Photo: Kevin Berne
Kenneth Lin's profound two-hour and 35-minute political drama involves a theme of slow disappearance of regional languages and cultures. said SAÏD is a didactic play that involves torture, revenge, terrorism and survival. This time, it is not the current wars in Iraq or Afghanistan that are involved, but the Algerian Revolution in the late '50s.
The piece is set simultaneously in an Algerian prison cell in 1962 and in Vermont in 2002, and the action goes back and forth. Kasbah doctor and poet turned United States Poet Laureate, Andre Saïd (Jarion Monroe) is living with his daughter Sarah (Delia MacDougall) in a Vermont country house. He is dying from heart disease. Young graduate student Emily (Danielle Levin) from Dartmouth College makes an unannounced visit to Saïd to seek his help in translating indecipherable writing that lined the poet's cell in Algiers. Saïd is the last living speaker of an obscure Berber dialect, and the scratching in the cell can prove or disprove whether he was a pro-Algerian terrorist.
Emily has brought with her Major Michel Garcet (Marvin Greene), a French expatriate and professor who has made Saïd's poetry his life's work. However, he was the prison interrogator who was responsible for Saïd being tortured. He might also have been responsible for the deaths of Saïd's wife and son. The man is also dying of cancer.
said SAÏD is an intense drama. The characters are vividly brought to life by director Jasson Minadakis. Kenneth Lin's dialogue is razor sharp. Sometime the long, two-act play is exasperating and many times distraught, but it is an absorbing confrontational political drama with fine acting on the part of the four actors.

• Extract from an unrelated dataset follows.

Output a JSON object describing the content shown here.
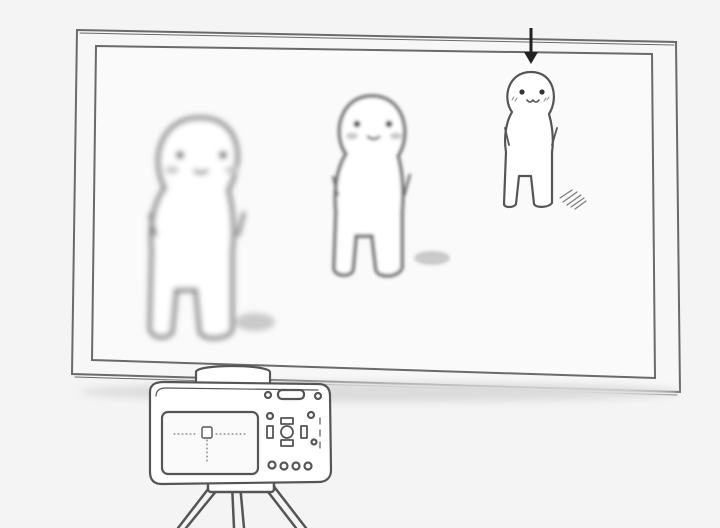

Jarion Monroe turns in a brilliant performance as Andre Saïd. His accented voice reminds me of the great actor Paul Lukas. Saïd's confrontations with his torturer are powerful, yet he becomes pungent when talking to the young student about his past life. Delia MacDougall once again turns in a fine performance with a certain amount of sardonic remarks to the young student.
Danielle Levin is bright and vivacious as young Emily, while Marvin Greene shifts smoothly between a cruel French interrogator and a sympathetic man dying of cancer.
J.B. Wilson has designed a wonderful, portentous concrete box set that easily turns from being a country house in Vermont to a prison, with the help of harsh lighting through Kurt Landisman's great lighting effects.
said SAÏD plays through February 24th at the Marin Theatre Company, 397 Miller Ave, Mill Valley. For tickets go to 415-388-5208 or on line at www.marintheatre.org Coming next is Tennessee Williams's A Streetcar Named Desire, opening on March 27th.
Photo: Ed Smith